We're sitting in the bed of an old pickup, en route to MTY, lungs full of grippy, steely smog (with notes of something montane), half an hour away from a two-hour flight and then a four-hour bus ride. To Tulum.
The driver, the lone female in la banda that ran the hostel where we stayed last night—one of these brassy and prurient north Mexican chicks who, by my calculations, had beat me to my aspirational self by about ten years—she's sizing up the traffic, glancing at the vehicles on the road as they darted in and out of in her mirrors. She has the radio turned up real loud.
There's this girl with us, sort of, a friend of a friend of the driver. Back at the hostel, she had thrown her person-sized pack into the back of the truck and hopped into the passenger seat without a word, leaving me and Emi to join the canvas dummy and our own tattered bags there. And, without a word, we did.

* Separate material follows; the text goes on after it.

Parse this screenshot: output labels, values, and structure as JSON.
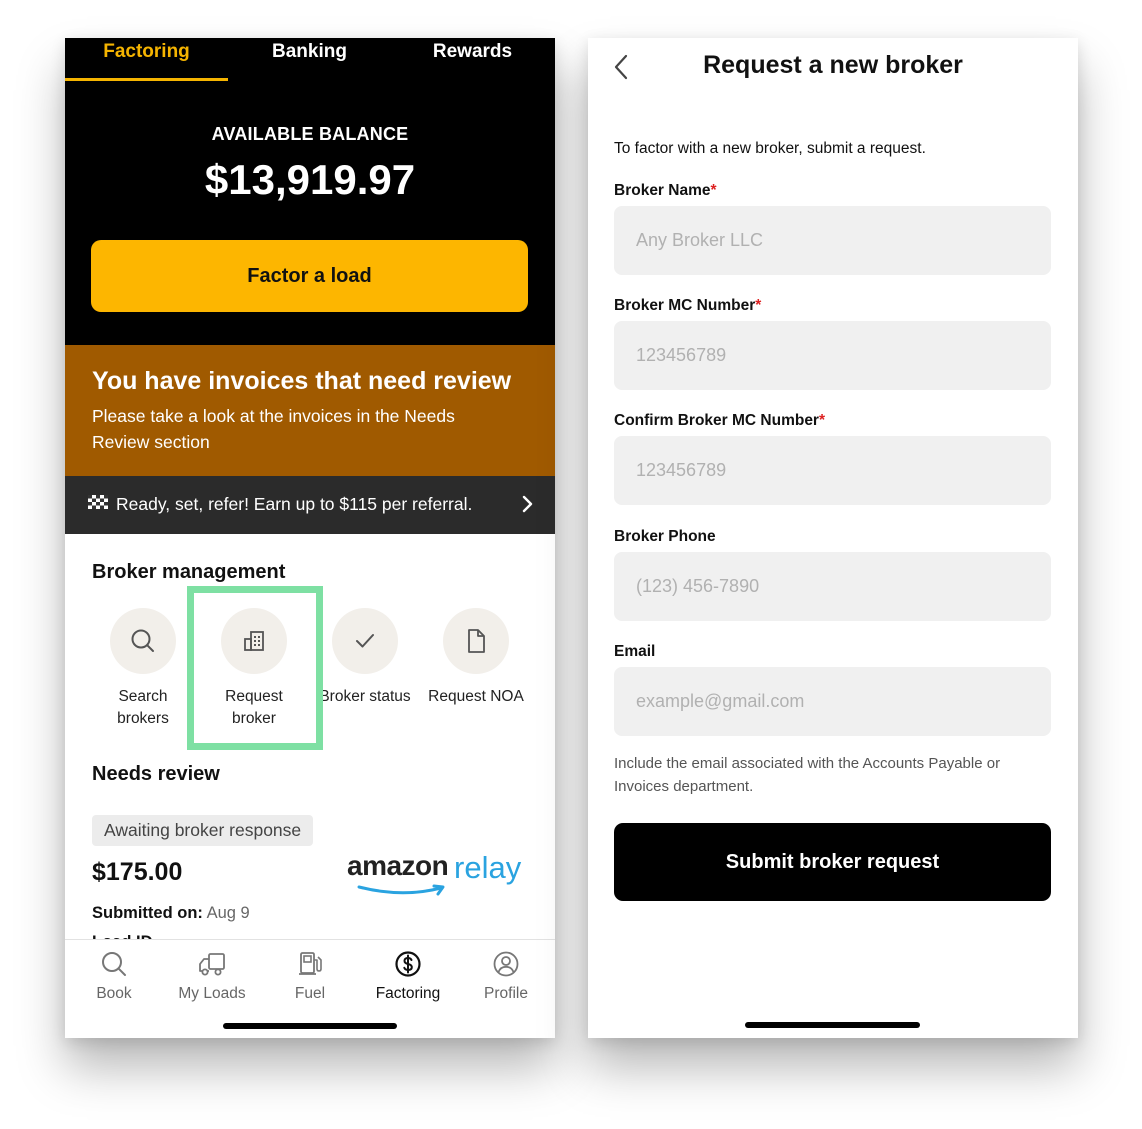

Leaning against the cab, Emi is staring back at the cars inching forward. She's uncomfortable, unable to find the silver lining, but won't complain. She will not complain. And so the distillation begins, and later, after this half-hour ride and the two-hour flight and the four-hour bus drive is over, we'll be left with something much worse than a complaint.